*Description of the task*
Copy out all lines of the listing below that hold "problems".

*Extracted information*

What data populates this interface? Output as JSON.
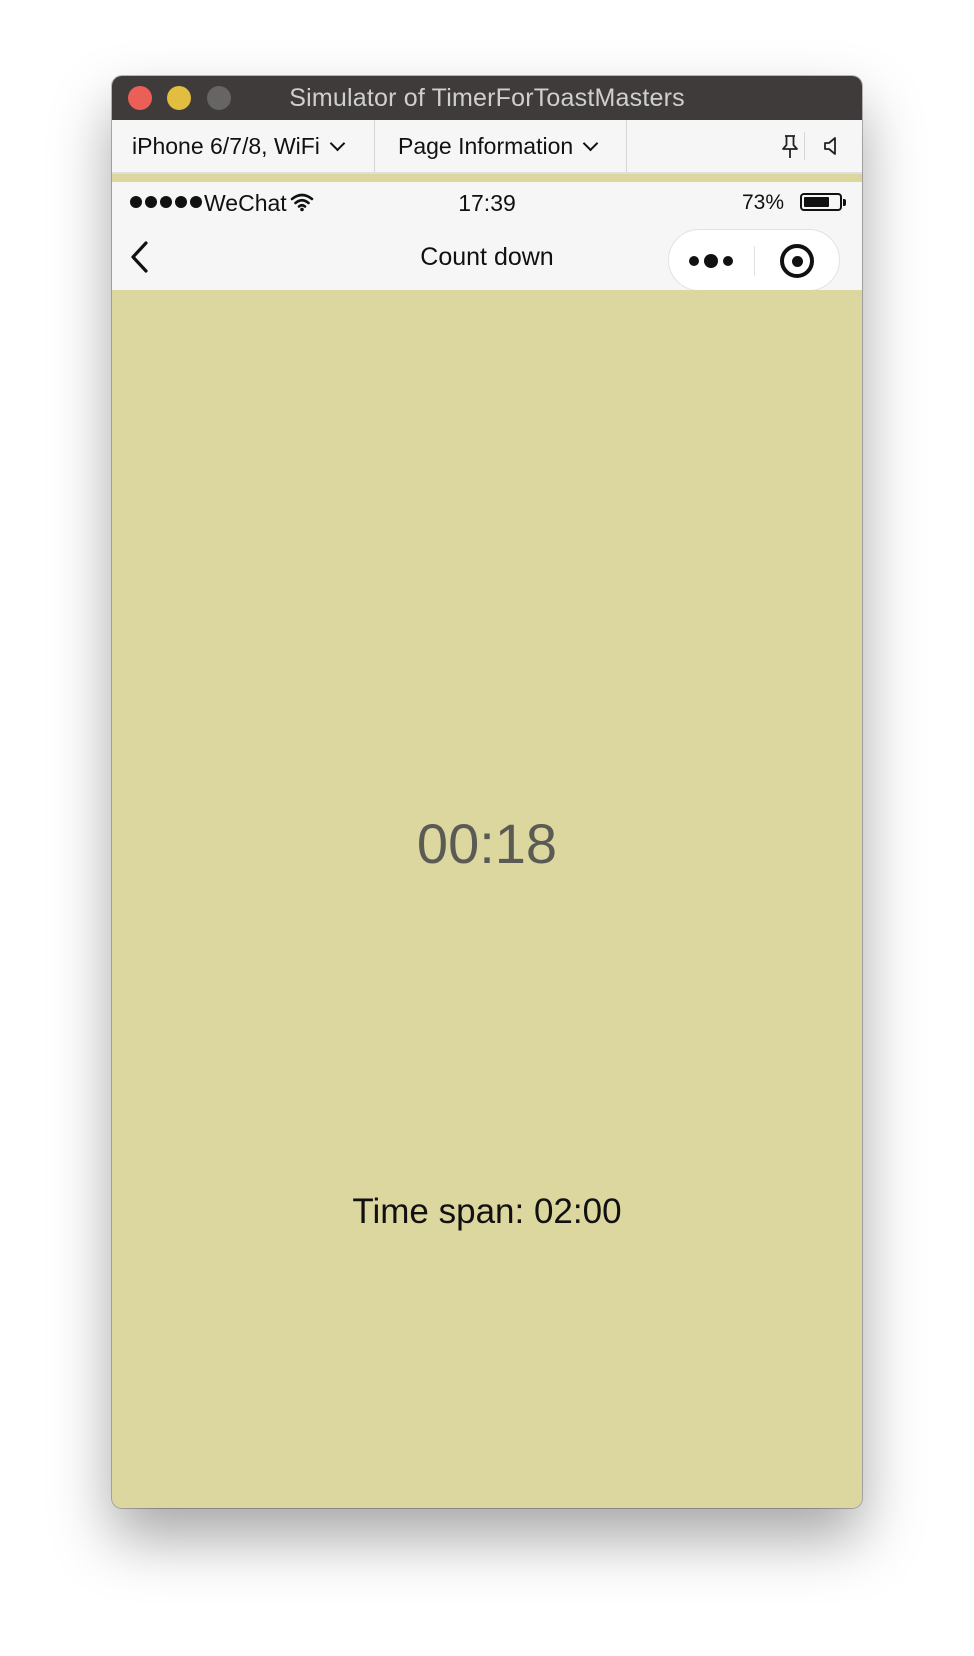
{
  "window": {
    "title": "Simulator of TimerForToastMasters"
  },
  "toolbar": {
    "device_label": "iPhone 6/7/8, WiFi",
    "page_info_label": "Page Information",
    "pin_icon": "pin-icon",
    "sound_icon": "speaker-icon"
  },
  "statusbar": {
    "carrier": "WeChat",
    "time": "17:39",
    "battery_percent": "73%",
    "battery_level": 0.73
  },
  "navbar": {
    "title": "Count down",
    "more_icon": "more-dots-icon",
    "home_icon": "target-circle-icon"
  },
  "timer": {
    "remaining": "00:18",
    "time_span": "Time span: 02:00"
  },
  "colors": {
    "page_background": "#dcd79f",
    "titlebar": "#3f3b3b",
    "close": "#ec5f57",
    "minimize": "#e3bd3f",
    "maximize": "#676464",
    "countdown_text": "#5b5b55"
  }
}
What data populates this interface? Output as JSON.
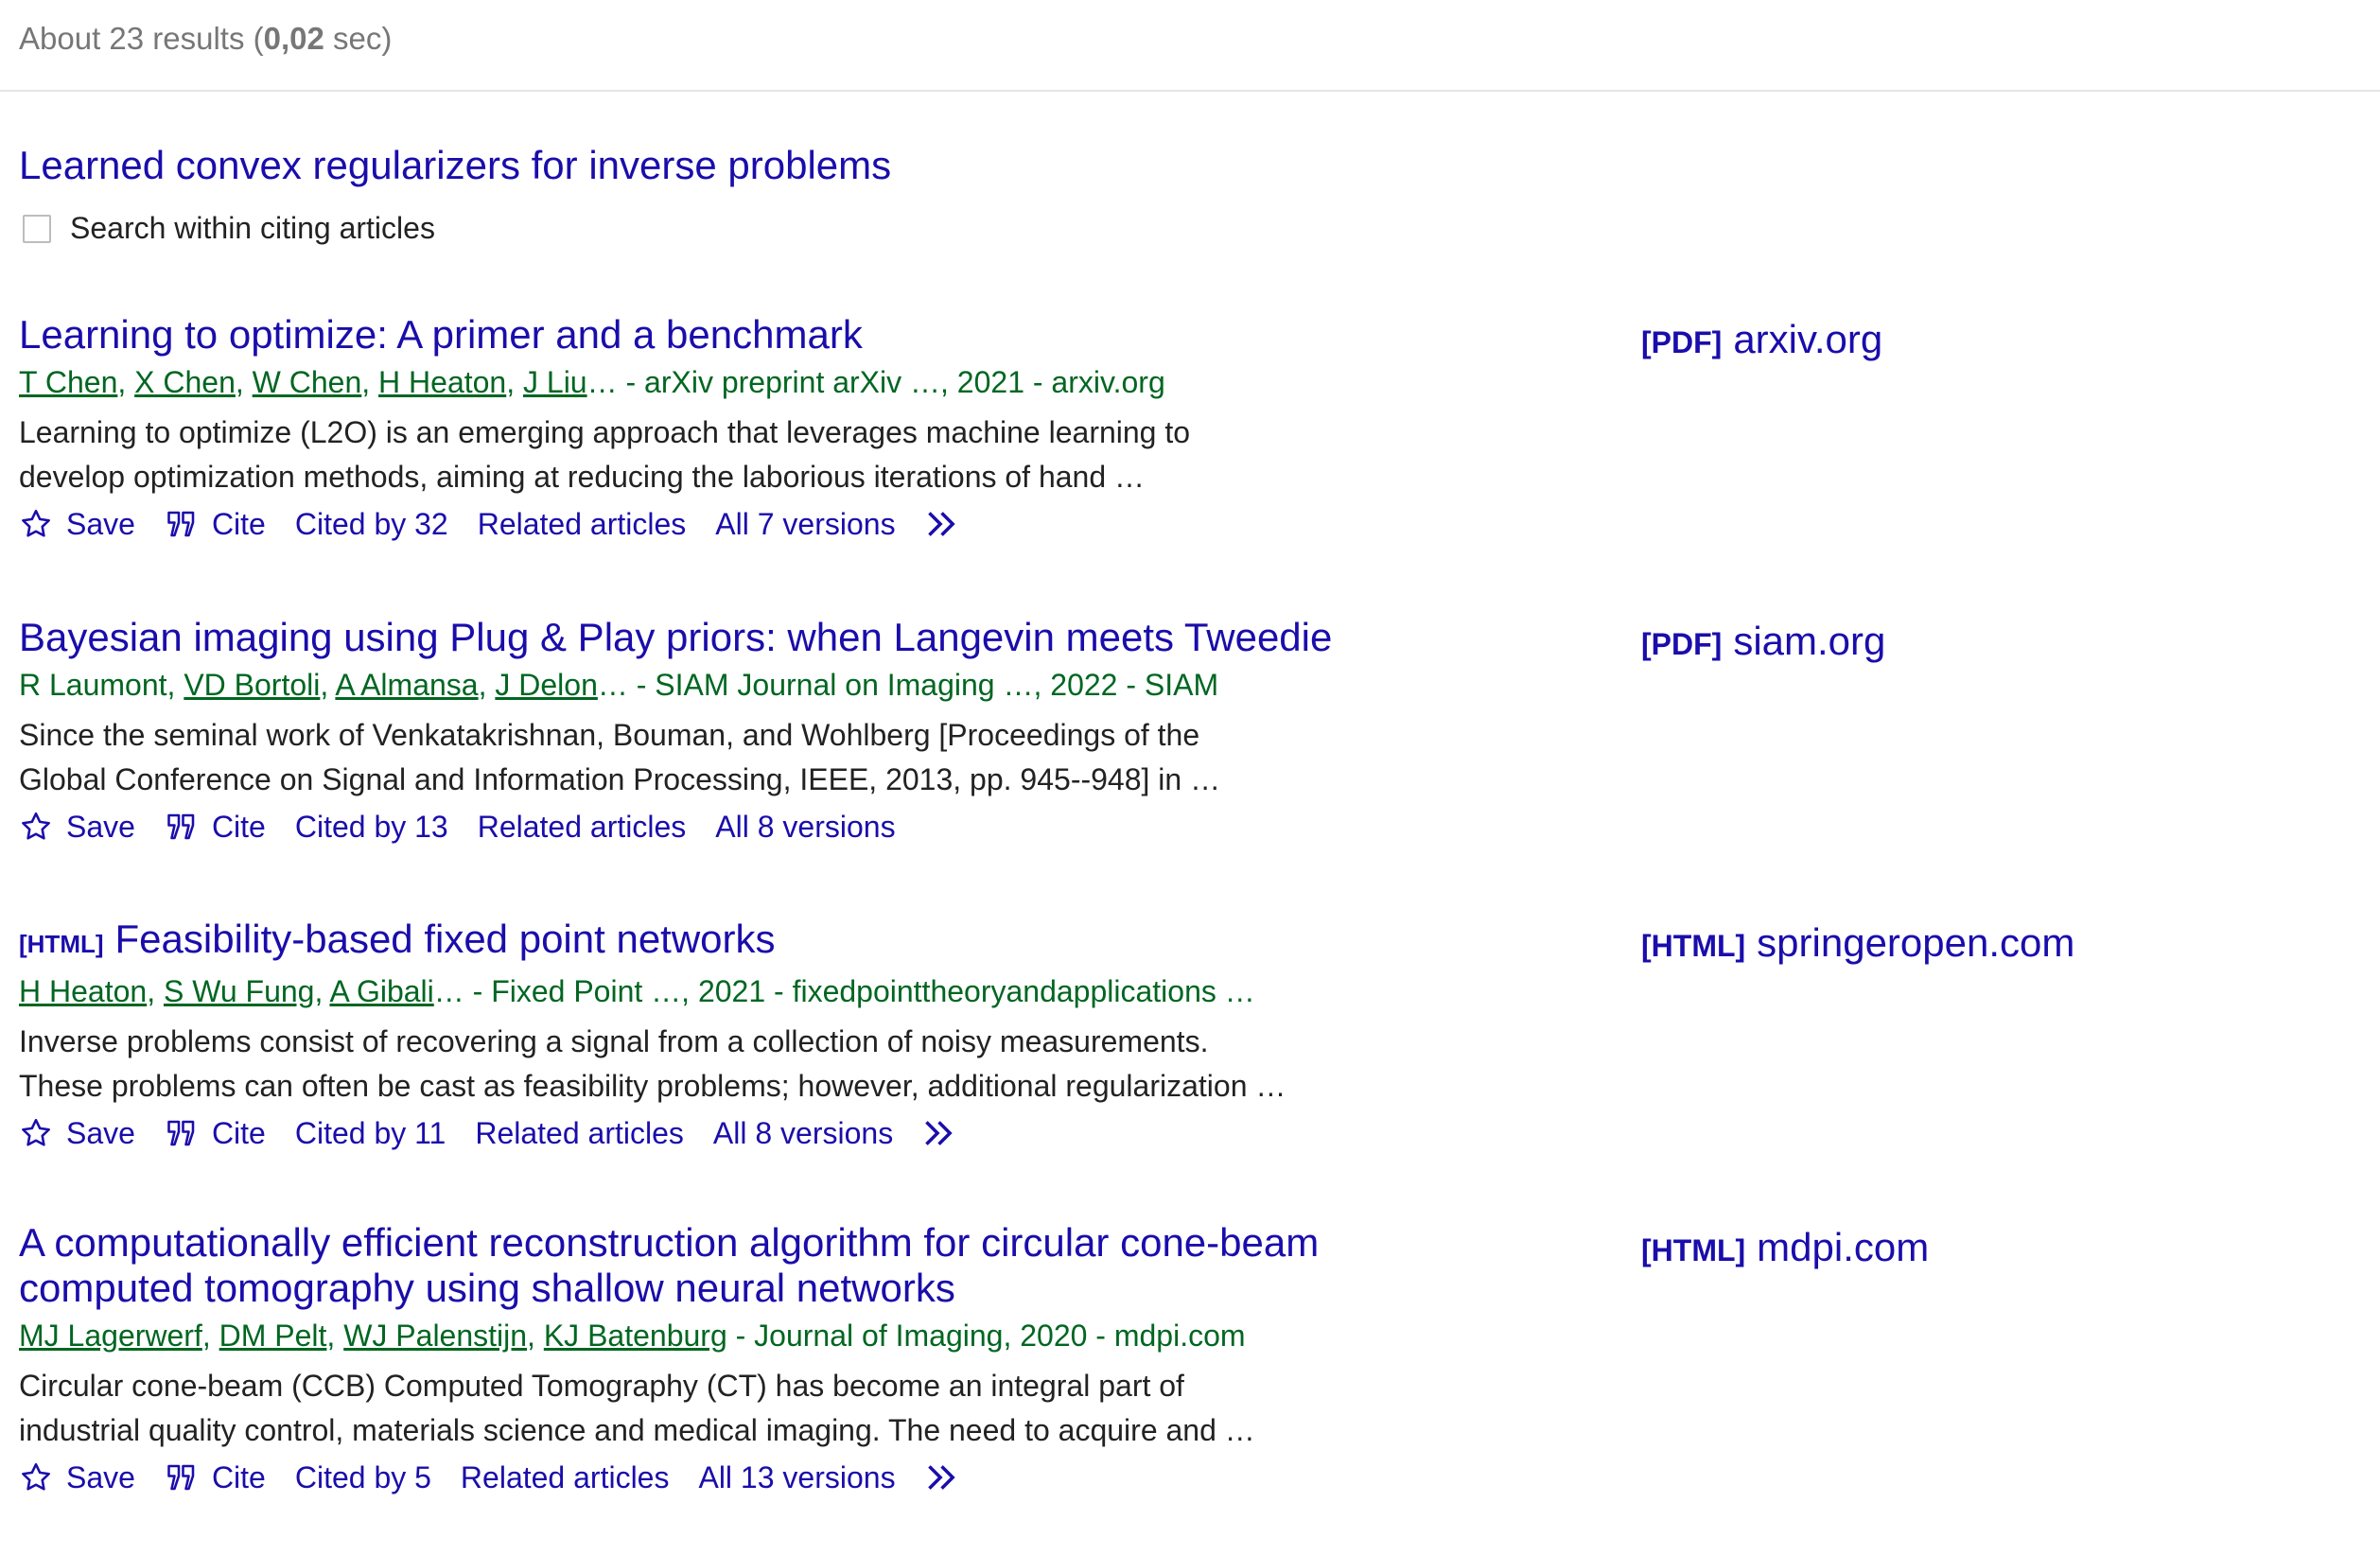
{
  "header": {
    "results_prefix": "About 23 results (",
    "results_time": "0,02",
    "results_suffix": " sec)"
  },
  "cited_article": {
    "title": "Learned convex regularizers for inverse problems",
    "search_within_label": "Search within citing articles"
  },
  "icons": {
    "save": "star-outline-icon",
    "cite": "quote-icon",
    "more": "double-chevron-right-icon"
  },
  "colors": {
    "link": "#1a0dab",
    "meta_green": "#006621",
    "text": "#222222",
    "muted": "#777777"
  },
  "results": [
    {
      "type_tag": "",
      "title": "Learning to optimize: A primer and a benchmark",
      "authors": [
        "T Chen",
        "X Chen",
        "W Chen",
        "H Heaton",
        "J Liu"
      ],
      "authors_linked": [
        true,
        true,
        true,
        true,
        true
      ],
      "source": "… - arXiv preprint arXiv …, 2021 - arxiv.org",
      "snippet_line1": "Learning to optimize (L2O) is an emerging approach that leverages machine learning to",
      "snippet_line2": "develop optimization methods, aiming at reducing the laborious iterations of hand …",
      "save_label": "Save",
      "cite_label": "Cite",
      "cited_by": "Cited by 32",
      "related": "Related articles",
      "versions": "All 7 versions",
      "has_more": true,
      "side_tag": "[PDF]",
      "side_domain": "arxiv.org"
    },
    {
      "type_tag": "",
      "title": "Bayesian imaging using Plug & Play priors: when Langevin meets Tweedie",
      "authors": [
        "R Laumont",
        "VD Bortoli",
        "A Almansa",
        "J Delon"
      ],
      "authors_linked": [
        false,
        true,
        true,
        true
      ],
      "source": "… - SIAM Journal on Imaging …, 2022 - SIAM",
      "snippet_line1": "Since the seminal work of Venkatakrishnan, Bouman, and Wohlberg [Proceedings of the",
      "snippet_line2": "Global Conference on Signal and Information Processing, IEEE, 2013, pp. 945--948] in …",
      "save_label": "Save",
      "cite_label": "Cite",
      "cited_by": "Cited by 13",
      "related": "Related articles",
      "versions": "All 8 versions",
      "has_more": false,
      "side_tag": "[PDF]",
      "side_domain": "siam.org"
    },
    {
      "type_tag": "[HTML]",
      "title": "Feasibility-based fixed point networks",
      "authors": [
        "H Heaton",
        "S Wu Fung",
        "A Gibali"
      ],
      "authors_linked": [
        true,
        true,
        true
      ],
      "source": "… - Fixed Point …, 2021 - fixedpointtheoryandapplications …",
      "snippet_line1": "Inverse problems consist of recovering a signal from a collection of noisy measurements.",
      "snippet_line2": "These problems can often be cast as feasibility problems; however, additional regularization …",
      "save_label": "Save",
      "cite_label": "Cite",
      "cited_by": "Cited by 11",
      "related": "Related articles",
      "versions": "All 8 versions",
      "has_more": true,
      "side_tag": "[HTML]",
      "side_domain": "springeropen.com"
    },
    {
      "type_tag": "",
      "title": "A computationally efficient reconstruction algorithm for circular cone-beam computed tomography using shallow neural networks",
      "authors": [
        "MJ Lagerwerf",
        "DM Pelt",
        "WJ Palenstijn",
        "KJ Batenburg"
      ],
      "authors_linked": [
        true,
        true,
        true,
        true
      ],
      "source": " - Journal of Imaging, 2020 - mdpi.com",
      "snippet_line1": "Circular cone-beam (CCB) Computed Tomography (CT) has become an integral part of",
      "snippet_line2": "industrial quality control, materials science and medical imaging. The need to acquire and …",
      "save_label": "Save",
      "cite_label": "Cite",
      "cited_by": "Cited by 5",
      "related": "Related articles",
      "versions": "All 13 versions",
      "has_more": true,
      "side_tag": "[HTML]",
      "side_domain": "mdpi.com"
    }
  ]
}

*Problem solution*
    "title": "Learned convex regularizers for inverse problems",
      "snippet_line1": "Inverse problems consist of recovering a signal from a collection of noisy measurements.",
      "snippet_line2": "These problems can often be cast as feasibility problems; however, additional regularization …",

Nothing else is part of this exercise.